Yes, in their past few model line series, TiVo has included access to streaming service apps such as Netflix, Hulu, Amazon Prime Video, and others, but at its core the TiVo product offerings remain as OTA or cable-based DVRs (often considered the benchmark in that category.)
As of today, that is changing with TiVo Stream 4K, a small form factor, dongle-sized product that I first saw in a private meeting during CES and has been previewed on the company’s web site for a while without a definitive release date.
The wait is over, and TiVo Stream 4K is now available for purchase at www.tivo.com/streamNOW for $49.99.
At first glance, TiVo Stream 4K resembles many of its competitors: It is a small, black, rectangular device that plugs into a TV or projector’s HDMI port. Power is provided through a small “wall wart” adapter, and the streaming service options include all the majors, such as Netflix (with direct access via a button on the remote) Prime Video, Hulu, and the literally thousands of other apps that may be downloaded from Google Play such as Vudu, YouTube, MLB, Pandora, and all the rest. Most notably, Sling TV is the preferred source for content and Cloud DVR and a seven-day free trial is included.
Also familiar is TiVo’s “peanut” remote, albeit in a smaller size than those shipped with the current STB-sized Edge and Bolt models. Also present is the TiVo+ free TV service, that is already resident in the STB models. Similar in content to the Roku Channel on that company’s devices, or the fast-growing Pluto service (coming soon to TiVo Edge products as well as to the Stream 4K), it has a wide variety of AVOD channels spanning a broad range of genres.

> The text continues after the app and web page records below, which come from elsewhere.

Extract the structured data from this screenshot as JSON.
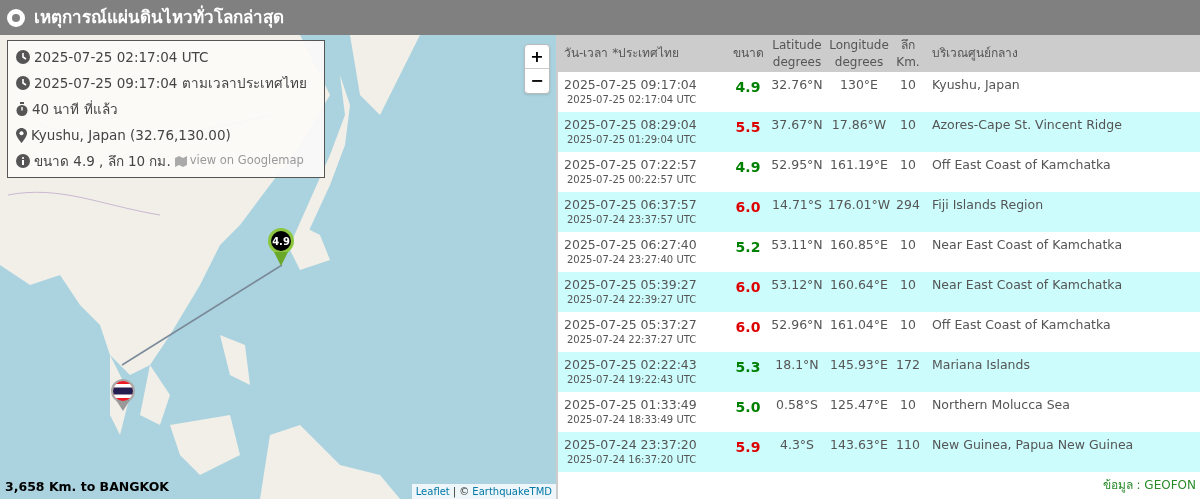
{
  "header": {
    "title": "เหตุการณ์แผ่นดินไหวทั่วโลกล่าสุด"
  },
  "map": {
    "info": [
      {
        "kind": "clock",
        "text": "2025-07-25 02:17:04 UTC"
      },
      {
        "kind": "clock",
        "text": "2025-07-25 09:17:04 ตามเวลาประเทศไทย"
      },
      {
        "kind": "stopwatch",
        "text": "40 นาที ที่แล้ว"
      },
      {
        "kind": "pin",
        "text": "Kyushu, Japan (32.76,130.00)"
      },
      {
        "kind": "info",
        "text": "ขนาด 4.9 , ลึก 10 กม.",
        "link": "view on Googlemap"
      }
    ],
    "zoom_in": "+",
    "zoom_out": "−",
    "marker_label": "4.9",
    "distance": "3,658 Km. to BANGKOK",
    "attribution": {
      "leaflet": "Leaflet",
      "separator": "| ©",
      "source": "EarthquakeTMD"
    }
  },
  "table": {
    "columns": [
      "วัน-เวลา *ประเทศไทย",
      "ขนาด",
      "Latitude degrees",
      "Longitude degrees",
      "ลึก Km.",
      "บริเวณศูนย์กลาง"
    ],
    "rows": [
      {
        "local": "2025-07-25 09:17:04",
        "utc": "2025-07-25 02:17:04 UTC",
        "mag": "4.9",
        "color": "#008000",
        "lat": "32.76°N",
        "lon": "130°E",
        "depth": "10",
        "region": "Kyushu, Japan"
      },
      {
        "local": "2025-07-25 08:29:04",
        "utc": "2025-07-25 01:29:04 UTC",
        "mag": "5.5",
        "color": "#dd0000",
        "lat": "37.67°N",
        "lon": "17.86°W",
        "depth": "10",
        "region": "Azores-Cape St. Vincent Ridge"
      },
      {
        "local": "2025-07-25 07:22:57",
        "utc": "2025-07-25 00:22:57 UTC",
        "mag": "4.9",
        "color": "#008000",
        "lat": "52.95°N",
        "lon": "161.19°E",
        "depth": "10",
        "region": "Off East Coast of Kamchatka"
      },
      {
        "local": "2025-07-25 06:37:57",
        "utc": "2025-07-24 23:37:57 UTC",
        "mag": "6.0",
        "color": "#dd0000",
        "lat": "14.71°S",
        "lon": "176.01°W",
        "depth": "294",
        "region": "Fiji Islands Region"
      },
      {
        "local": "2025-07-25 06:27:40",
        "utc": "2025-07-24 23:27:40 UTC",
        "mag": "5.2",
        "color": "#008000",
        "lat": "53.11°N",
        "lon": "160.85°E",
        "depth": "10",
        "region": "Near East Coast of Kamchatka"
      },
      {
        "local": "2025-07-25 05:39:27",
        "utc": "2025-07-24 22:39:27 UTC",
        "mag": "6.0",
        "color": "#dd0000",
        "lat": "53.12°N",
        "lon": "160.64°E",
        "depth": "10",
        "region": "Near East Coast of Kamchatka"
      },
      {
        "local": "2025-07-25 05:37:27",
        "utc": "2025-07-24 22:37:27 UTC",
        "mag": "6.0",
        "color": "#dd0000",
        "lat": "52.96°N",
        "lon": "161.04°E",
        "depth": "10",
        "region": "Off East Coast of Kamchatka"
      },
      {
        "local": "2025-07-25 02:22:43",
        "utc": "2025-07-24 19:22:43 UTC",
        "mag": "5.3",
        "color": "#008000",
        "lat": "18.1°N",
        "lon": "145.93°E",
        "depth": "172",
        "region": "Mariana Islands"
      },
      {
        "local": "2025-07-25 01:33:49",
        "utc": "2025-07-24 18:33:49 UTC",
        "mag": "5.0",
        "color": "#008000",
        "lat": "0.58°S",
        "lon": "125.47°E",
        "depth": "10",
        "region": "Northern Molucca Sea"
      },
      {
        "local": "2025-07-24 23:37:20",
        "utc": "2025-07-24 16:37:20 UTC",
        "mag": "5.9",
        "color": "#dd0000",
        "lat": "4.3°S",
        "lon": "143.63°E",
        "depth": "110",
        "region": "New Guinea, Papua New Guinea"
      }
    ],
    "source": "ข้อมูล : GEOFON"
  }
}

The one thing that is the most familiar about TiVo Stream 4K is its user interface. As previously noted, Sling provides the content data base, which includes local stations, as applicable to the level of service and other parts of the Sling architecture. However, rather than displaying the content listings as one would see on a Sling Mini or using the Sling app on other streaming devices, the guide data is shown and searched via the familiar TiVo interface and guide structure.
Whether you like one product’s UI over another is definitely a matter of personal choice. Some prefer Roku’s tile-centric approach, while others favor the vertical stack of horizontal bands divided by genre as is found in FireTV, Sling, and Android TV-based products such as Nvidia Shield and Android TVs. Others still are used to Apple TV’s deck of individual apps that may be rearranged to suit the user’s preference. Personally, I’m a fan of Roku’s approach, though I also use multiple TiVos in my home for DVR of cable channels and services. The choice of what is better is up to you, but TiVo’s Stream 4K definitely ramps up the streaming UI competition, and I await the chance to match it up against the competition.
Another feature of the Stream 4K is voice search, which has become somewhat mandatory in the category, though here it features the power of the Sling app in the background. Voice control using the Google Assistant is also there, as is Dolby Atmos, Dolby Vision, and as the name implies, 4K where applicable. There is no monthly TiVo subscription charge but, of course, subscriptions are needed for certain SVOD services, just as they would be on any other product.
Not having a chance to use it hands-on since CES I’ll have to wait to try it out in comparison to other products. As soon as that’s possible, we’ll update this report with a first-hand evaluation. Until then, while TiVO is somewhat late to the under-$50 streaming device game, Stream 4K certainly carves out an interesting niche in the market and is certainly worth a look.